_Input material:_
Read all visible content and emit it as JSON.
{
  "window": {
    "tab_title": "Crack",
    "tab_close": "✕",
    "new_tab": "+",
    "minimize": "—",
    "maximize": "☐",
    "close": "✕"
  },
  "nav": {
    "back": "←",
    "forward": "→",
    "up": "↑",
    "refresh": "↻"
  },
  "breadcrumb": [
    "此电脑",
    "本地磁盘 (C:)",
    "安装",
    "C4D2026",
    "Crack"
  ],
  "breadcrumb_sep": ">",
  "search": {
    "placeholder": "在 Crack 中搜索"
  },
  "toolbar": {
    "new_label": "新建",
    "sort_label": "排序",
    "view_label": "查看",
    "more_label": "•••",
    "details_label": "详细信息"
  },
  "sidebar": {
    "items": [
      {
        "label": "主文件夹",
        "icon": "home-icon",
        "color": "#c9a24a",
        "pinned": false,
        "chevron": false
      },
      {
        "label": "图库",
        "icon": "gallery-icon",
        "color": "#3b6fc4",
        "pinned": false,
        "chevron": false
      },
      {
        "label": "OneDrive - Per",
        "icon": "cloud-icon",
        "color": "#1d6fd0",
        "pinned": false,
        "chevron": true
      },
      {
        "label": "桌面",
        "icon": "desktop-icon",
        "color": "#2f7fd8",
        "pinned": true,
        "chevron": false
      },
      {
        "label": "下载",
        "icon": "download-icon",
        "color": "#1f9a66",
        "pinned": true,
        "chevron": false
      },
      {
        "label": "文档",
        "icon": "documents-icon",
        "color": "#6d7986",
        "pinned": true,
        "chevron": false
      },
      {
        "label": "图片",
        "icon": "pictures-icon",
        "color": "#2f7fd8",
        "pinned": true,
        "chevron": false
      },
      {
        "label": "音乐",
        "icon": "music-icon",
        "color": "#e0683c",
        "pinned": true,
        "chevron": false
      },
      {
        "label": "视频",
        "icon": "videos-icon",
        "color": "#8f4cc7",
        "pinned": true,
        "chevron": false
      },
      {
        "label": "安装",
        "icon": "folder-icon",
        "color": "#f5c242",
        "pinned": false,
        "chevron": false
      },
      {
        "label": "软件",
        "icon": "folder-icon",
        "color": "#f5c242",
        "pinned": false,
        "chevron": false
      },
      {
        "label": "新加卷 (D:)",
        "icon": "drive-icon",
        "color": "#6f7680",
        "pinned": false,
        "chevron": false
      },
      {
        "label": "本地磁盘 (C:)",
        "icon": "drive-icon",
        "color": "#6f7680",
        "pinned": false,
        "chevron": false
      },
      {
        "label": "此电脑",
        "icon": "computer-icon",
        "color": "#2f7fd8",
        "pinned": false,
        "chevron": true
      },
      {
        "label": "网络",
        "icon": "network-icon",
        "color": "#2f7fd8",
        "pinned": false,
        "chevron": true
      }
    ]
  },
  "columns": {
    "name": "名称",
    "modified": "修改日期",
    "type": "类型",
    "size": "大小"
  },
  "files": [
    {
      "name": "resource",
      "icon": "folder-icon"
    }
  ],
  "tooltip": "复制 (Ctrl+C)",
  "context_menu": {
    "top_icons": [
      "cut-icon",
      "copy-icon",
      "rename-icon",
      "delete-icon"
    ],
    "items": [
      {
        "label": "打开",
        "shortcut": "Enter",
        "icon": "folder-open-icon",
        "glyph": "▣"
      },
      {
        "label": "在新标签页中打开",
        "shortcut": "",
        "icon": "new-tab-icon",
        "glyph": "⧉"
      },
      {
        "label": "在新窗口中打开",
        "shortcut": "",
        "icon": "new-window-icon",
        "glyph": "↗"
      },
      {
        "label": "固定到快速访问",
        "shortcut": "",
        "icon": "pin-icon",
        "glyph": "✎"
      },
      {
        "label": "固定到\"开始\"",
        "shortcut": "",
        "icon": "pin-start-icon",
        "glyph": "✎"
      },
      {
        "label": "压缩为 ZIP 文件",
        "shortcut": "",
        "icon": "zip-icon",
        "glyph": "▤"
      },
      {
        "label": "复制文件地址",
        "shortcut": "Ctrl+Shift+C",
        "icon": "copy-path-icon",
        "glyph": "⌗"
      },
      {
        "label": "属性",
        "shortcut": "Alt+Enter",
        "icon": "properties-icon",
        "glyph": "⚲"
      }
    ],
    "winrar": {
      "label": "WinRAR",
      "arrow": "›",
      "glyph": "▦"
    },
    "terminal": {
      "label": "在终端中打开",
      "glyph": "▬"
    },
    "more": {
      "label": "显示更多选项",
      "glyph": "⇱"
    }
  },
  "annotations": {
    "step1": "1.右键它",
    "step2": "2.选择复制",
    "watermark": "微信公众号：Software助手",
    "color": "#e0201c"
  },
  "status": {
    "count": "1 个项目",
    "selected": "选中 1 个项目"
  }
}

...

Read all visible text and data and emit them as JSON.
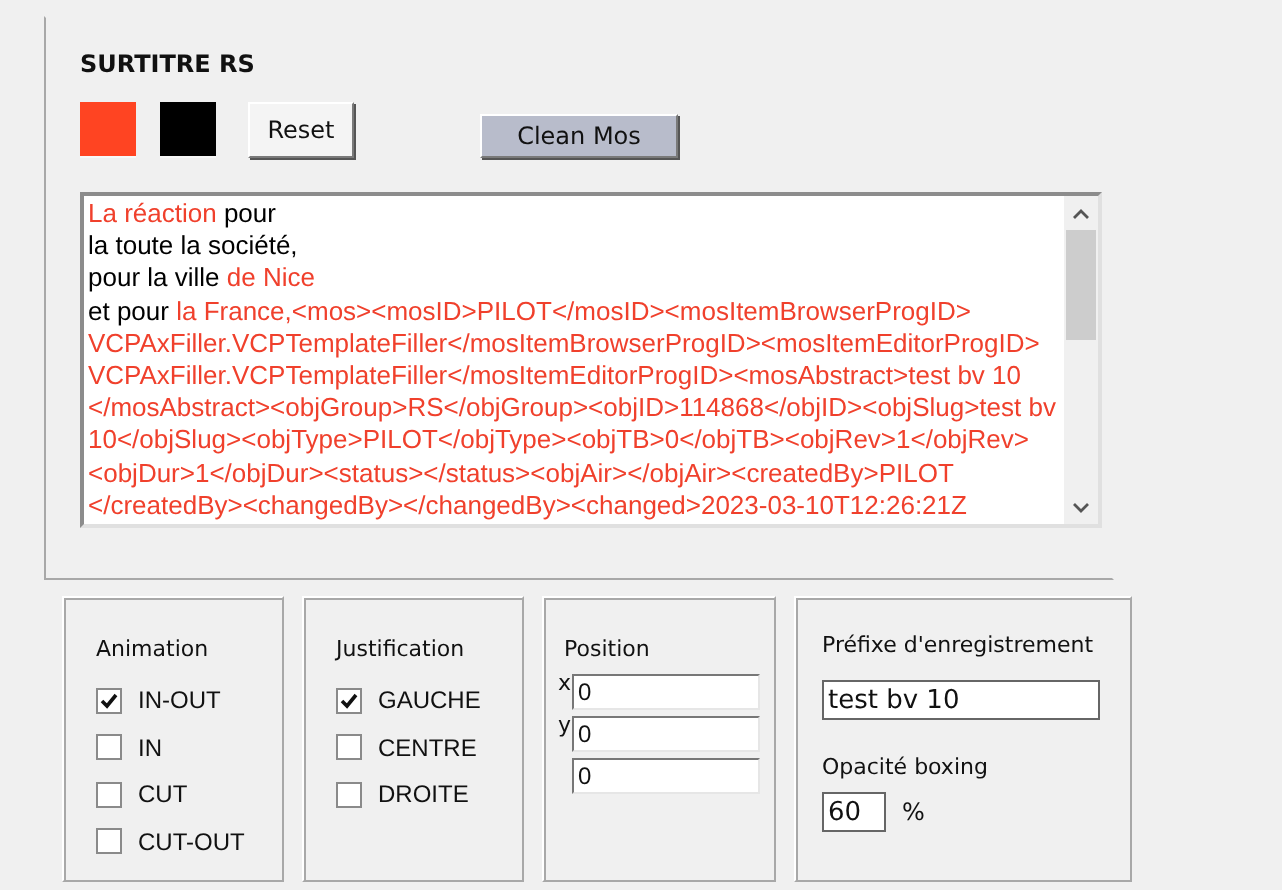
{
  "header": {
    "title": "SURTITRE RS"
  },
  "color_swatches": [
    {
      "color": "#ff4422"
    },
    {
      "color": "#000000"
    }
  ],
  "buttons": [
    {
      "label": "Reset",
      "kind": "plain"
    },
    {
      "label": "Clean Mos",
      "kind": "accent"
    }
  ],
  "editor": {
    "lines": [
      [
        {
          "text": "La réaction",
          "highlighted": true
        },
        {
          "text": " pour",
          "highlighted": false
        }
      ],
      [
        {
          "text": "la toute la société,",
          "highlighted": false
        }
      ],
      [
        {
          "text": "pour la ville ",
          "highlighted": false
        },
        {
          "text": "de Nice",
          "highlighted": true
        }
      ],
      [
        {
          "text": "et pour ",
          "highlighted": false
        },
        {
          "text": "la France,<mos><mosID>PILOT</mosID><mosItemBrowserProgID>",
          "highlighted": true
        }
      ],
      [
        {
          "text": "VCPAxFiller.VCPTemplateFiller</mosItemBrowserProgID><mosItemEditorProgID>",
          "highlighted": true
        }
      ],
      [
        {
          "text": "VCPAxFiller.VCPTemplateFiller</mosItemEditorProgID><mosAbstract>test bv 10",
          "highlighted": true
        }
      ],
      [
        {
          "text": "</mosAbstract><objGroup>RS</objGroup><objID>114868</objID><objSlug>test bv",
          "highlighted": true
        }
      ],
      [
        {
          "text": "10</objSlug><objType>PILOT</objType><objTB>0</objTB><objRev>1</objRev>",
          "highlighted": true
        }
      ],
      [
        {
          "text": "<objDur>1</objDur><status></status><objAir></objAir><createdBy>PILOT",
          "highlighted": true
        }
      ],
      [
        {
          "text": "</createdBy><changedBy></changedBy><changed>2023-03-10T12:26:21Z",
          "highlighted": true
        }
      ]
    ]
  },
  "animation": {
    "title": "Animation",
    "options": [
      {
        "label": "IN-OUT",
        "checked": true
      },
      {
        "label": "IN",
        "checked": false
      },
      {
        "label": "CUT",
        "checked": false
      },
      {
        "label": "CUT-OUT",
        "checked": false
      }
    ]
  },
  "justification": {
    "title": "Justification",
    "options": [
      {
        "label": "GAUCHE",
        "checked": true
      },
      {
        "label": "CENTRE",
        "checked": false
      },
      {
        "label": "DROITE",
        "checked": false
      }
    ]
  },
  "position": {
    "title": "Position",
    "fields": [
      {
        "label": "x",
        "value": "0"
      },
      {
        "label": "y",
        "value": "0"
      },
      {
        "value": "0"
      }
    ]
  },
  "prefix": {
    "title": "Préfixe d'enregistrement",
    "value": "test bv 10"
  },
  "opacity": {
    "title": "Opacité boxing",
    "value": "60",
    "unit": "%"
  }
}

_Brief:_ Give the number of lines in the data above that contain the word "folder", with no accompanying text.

_Solution to this task:_ 4